The theme for World Immunisation Week 2017 is "#VaccinesWork".
World Immunisation Week aims to promote the use of vaccines to protect people of all ages against disease. Immunisation saves millions of lives, and is widely recognised as one of the world's most successful and cost-effect health interventions. But today, there are still 19.4 million unvaccinated and under-vaccinated children in the world.
2017 marks the halfway point in the Global Vaccine Action Plan (GVAP), which envisions a world where everyone lives life free from vaccine preventable diseases - whoever they are, wherever they live - by 2020.2
This year's World Immunisation Week aims to raise awareness about the critical importance of full immunisation throughout life.

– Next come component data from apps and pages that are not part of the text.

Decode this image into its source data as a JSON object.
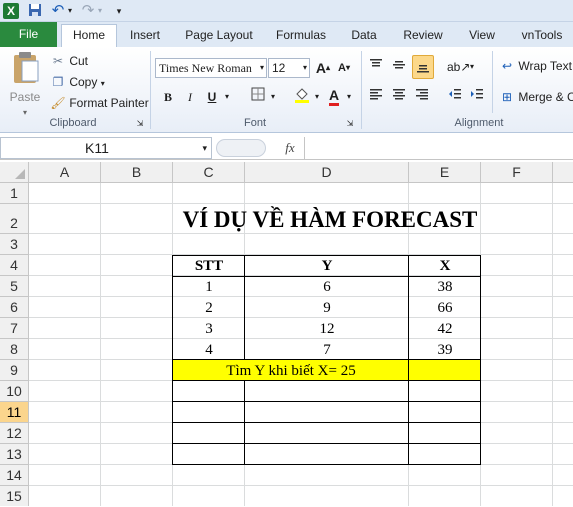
{
  "qat": {
    "excel_icon": "X",
    "save_icon": "save-icon",
    "undo_icon": "↶",
    "redo_icon": "↷"
  },
  "tabs": [
    "File",
    "Home",
    "Insert",
    "Page Layout",
    "Formulas",
    "Data",
    "Review",
    "View",
    "vnTools"
  ],
  "clipboard": {
    "paste": "Paste",
    "cut": "Cut",
    "copy": "Copy",
    "format_painter": "Format Painter",
    "label": "Clipboard"
  },
  "font": {
    "name": "Times New Roman",
    "size": "12",
    "bold": "B",
    "italic": "I",
    "underline": "U",
    "label": "Font"
  },
  "alignment": {
    "wrap_text": "Wrap Text",
    "merge": "Merge & C",
    "label": "Alignment"
  },
  "formula_bar": {
    "name_box": "K11",
    "fx": "fx",
    "value": ""
  },
  "columns": [
    "A",
    "B",
    "C",
    "D",
    "E",
    "F"
  ],
  "rows": [
    "1",
    "2",
    "3",
    "4",
    "5",
    "6",
    "7",
    "8",
    "9",
    "10",
    "11",
    "12",
    "13",
    "14",
    "15"
  ],
  "sheet": {
    "title": "VÍ DỤ VỀ HÀM FORECAST",
    "headers": [
      "STT",
      "Y",
      "X"
    ],
    "data": [
      [
        "1",
        "6",
        "38"
      ],
      [
        "2",
        "9",
        "66"
      ],
      [
        "3",
        "12",
        "42"
      ],
      [
        "4",
        "7",
        "39"
      ]
    ],
    "find_text": "Tìm Y khi biết X= 25",
    "highlight_color": "#ffff00"
  }
}
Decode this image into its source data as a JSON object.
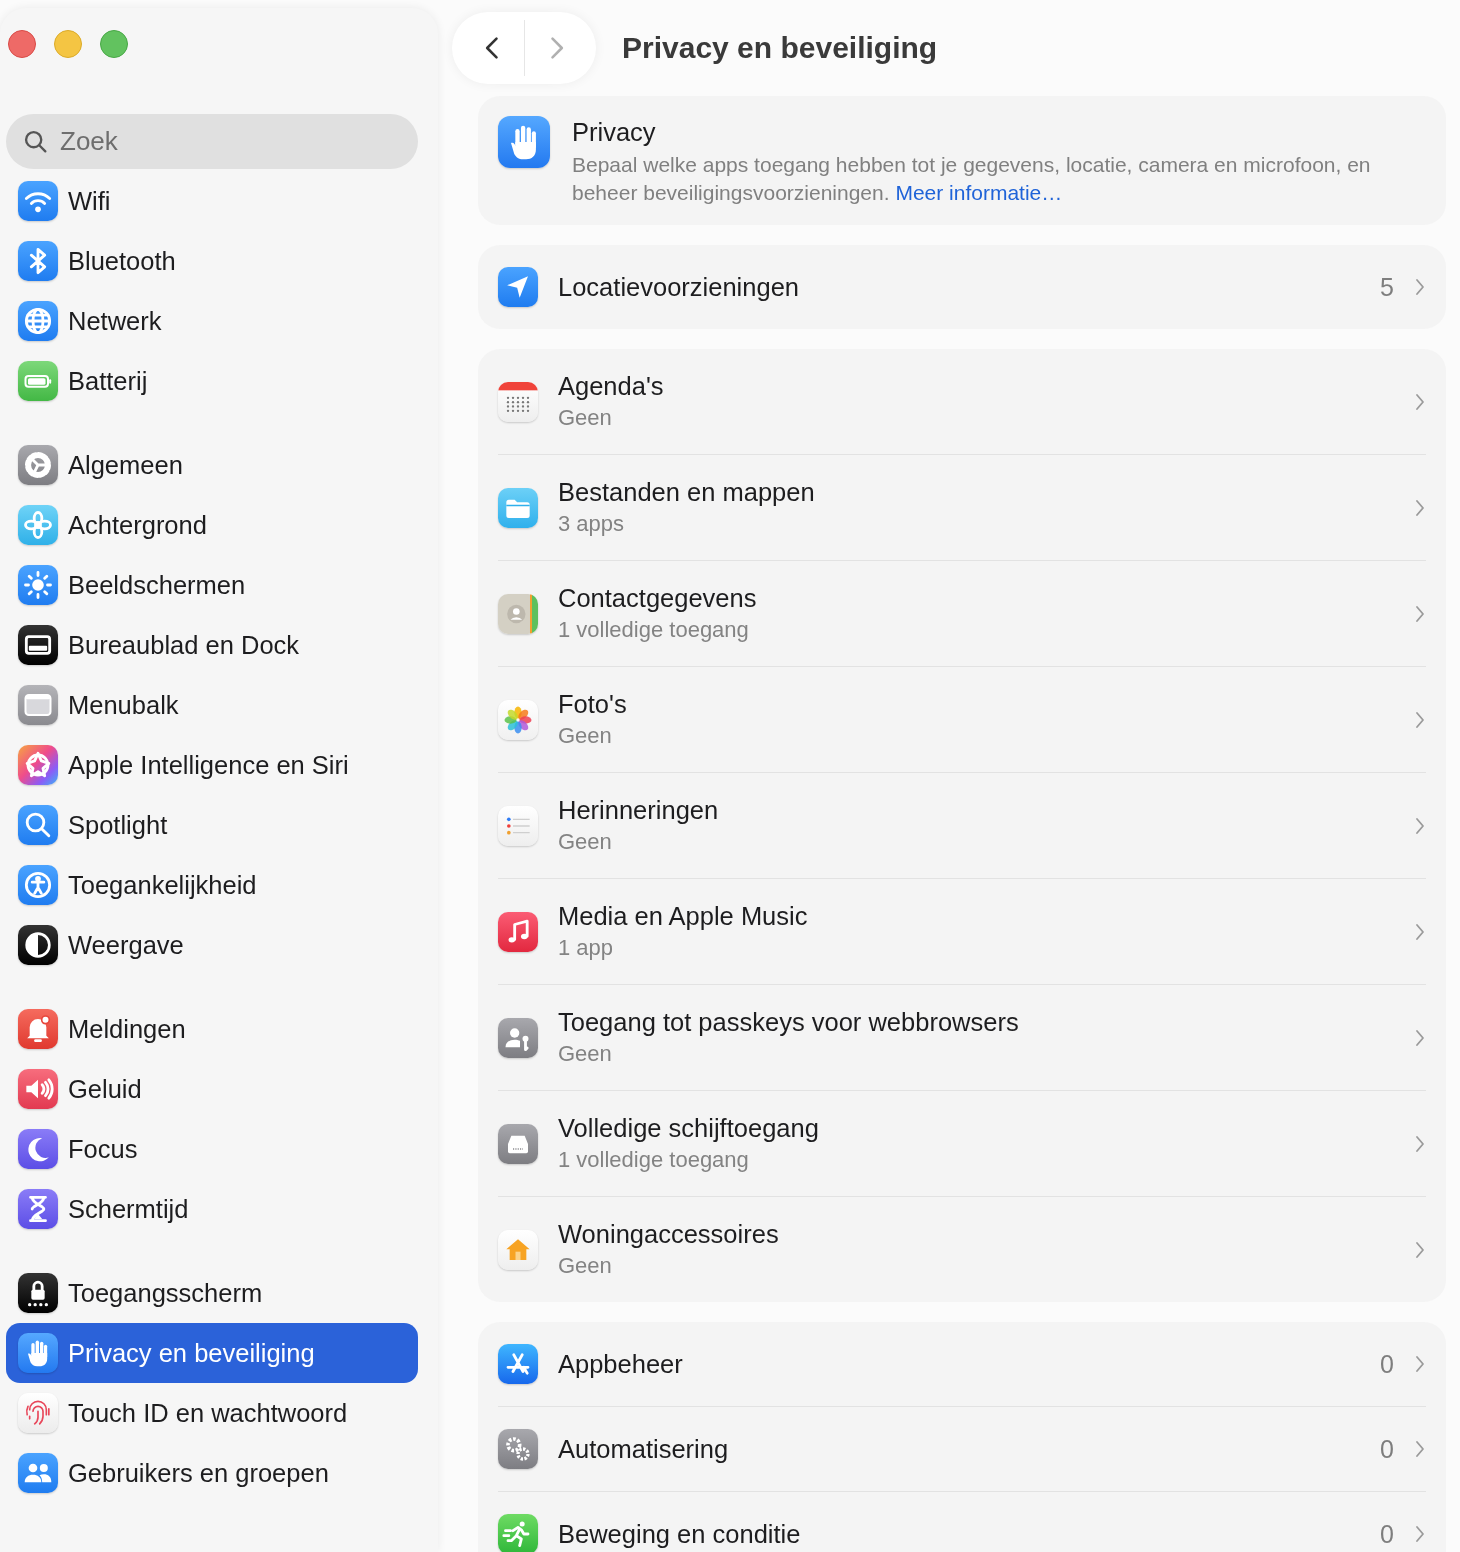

The WHO Global Vaccine Action Plan (GVAP) - endorsed by the 194 Member States of the World Health Assembly in May 2012 - has the ambitious goal of reaching universal coverage with vaccines worldwide by 2020. The GVAP aims to:
- accelerate control of vaccine-preventable diseases with polio eradication as the first milestone and step up efforts to eliminate measles, rubella and maternal and neonatal tetanus and other diseases
- strengthen national routine immunization programmes to meet vaccination coverage targets
- introduce new and improved vaccines
- spur research and development for the next generation of vaccines and technologies.
As part of the 2017 campaign WHO and partners aim to:
- highight the importance of immunisation as a top global health investment priority
- promote understanding of the action steps required to achieve the GVAP
- showcase immunisation's role in sustainable development and global health security
To put these targets into place across the world, there are three main steps that will help to close the immunisation gap: